| vb-6df058de | myuser/nginx-static:1.5 | 4 CPU / 1024 MB RAM | http://127.0.0.1 | 2016-11-16 13:02:59 |
+-------------+-------------------------+---------------------+------------------+---------------------+
Total: 1

Deploying your application to AWS

Now let's deploy the image to AWS. As Boxfuse works with your AWS account, it first needs the necessary permissions to do so. So if you haven't already done it, go to the Boxfuse Console and connect your AWS account now.

Every new Boxfuse account comes with 3 environments: dev, test and prod. dev is your local VirtualBox environment and test and prod are on AWS.

So let's deploy our application to the prod environment on AWS:

getstarted-linux-x64> boxfuse run nginx-static:1.5 -env=prod

Pushing myuser/nginx-static:1.5 ...
Verifying myuser/nginx-static:1.5 ...
Waiting for AWS to create an AMI for myuser/nginx-static:1.5 in eu-central-1 (this may take up to 50 seconds) ...
AMI created in 00:26.849s in eu-central-1 -> ami-d2dc19bd
Creating security group boxsg-myuser-prod-nginx-static ...
Creating Elastic IP ...
Mapping nginxstatic-myuser.boxfuse.io to 35.156.101.145 ...
Creating security group boxsg-myuser-prod-nginx-static-1.5 ...
Launching t2.micro instance of myuser/nginx-static:1.5 (ami-d2dc19bd) in prod (eu-central-1) ...
Instance launched in 00:24.478s -> i-8f39a332
Creating Cloud Watch Alarm for Instance auto-recovery -> i-8f39a332-auto-recovery-alarm
Waiting for AWS to boot Instance i-8f39a332 and Payload to start at http://54.93.62.223/ ...
Payload started in 00:00.003s -> http://54.93.62.223/
Associating Elastic IP 35.156.101.145 to i-8f39a332 ...
Waiting 15s for AWS to complete Elastic IP Zero Downtime transition ...
Successfully deployed myuser/nginx-static:1.5 in prod at http://nginxstatic-myuser.boxfuse.io/
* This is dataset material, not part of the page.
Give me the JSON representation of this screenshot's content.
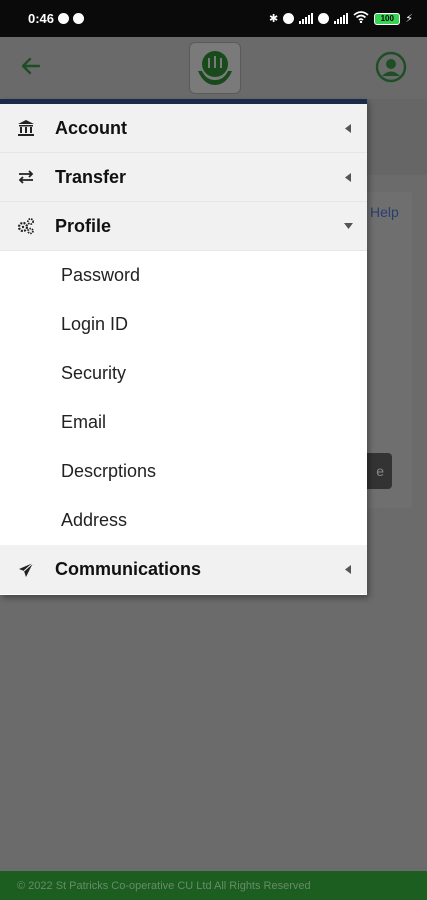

Notice that we have now specified an image, as we want to reuse our image unchanged instead fusing a new one.

With that one command Boxfuse has automatically pushed your image to the Boxfuse Vault as well as provisioned, configured and secured all necessary AWS resources. There is no manual work necessary on your behalf.
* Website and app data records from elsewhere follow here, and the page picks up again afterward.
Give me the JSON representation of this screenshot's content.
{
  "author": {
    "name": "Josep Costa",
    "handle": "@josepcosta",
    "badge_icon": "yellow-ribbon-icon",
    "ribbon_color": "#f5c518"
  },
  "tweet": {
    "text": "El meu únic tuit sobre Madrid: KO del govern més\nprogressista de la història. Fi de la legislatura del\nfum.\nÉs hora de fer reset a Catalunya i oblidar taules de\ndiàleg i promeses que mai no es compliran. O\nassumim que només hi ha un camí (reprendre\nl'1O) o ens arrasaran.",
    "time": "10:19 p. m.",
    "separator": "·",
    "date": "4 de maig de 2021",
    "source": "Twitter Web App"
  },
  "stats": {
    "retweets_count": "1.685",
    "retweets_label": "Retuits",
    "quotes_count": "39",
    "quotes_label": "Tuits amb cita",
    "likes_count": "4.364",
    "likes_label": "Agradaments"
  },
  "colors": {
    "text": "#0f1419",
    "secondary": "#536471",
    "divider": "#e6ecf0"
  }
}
All you need to do is simply navigate to your new domain to see your Linux x64 application in action on AWS:

Summary

In this brief guide we have seen how to:

  • fuse a Linux x64 app into a Boxfuse image
  • deploy the image locally on VirtualBox
  • deploy the image unchanged to AWS

Now it's your turn. Take your favorite Linux x64 application and deploy it with ease and pleasure.

Boxfuse Linux x64 Documentation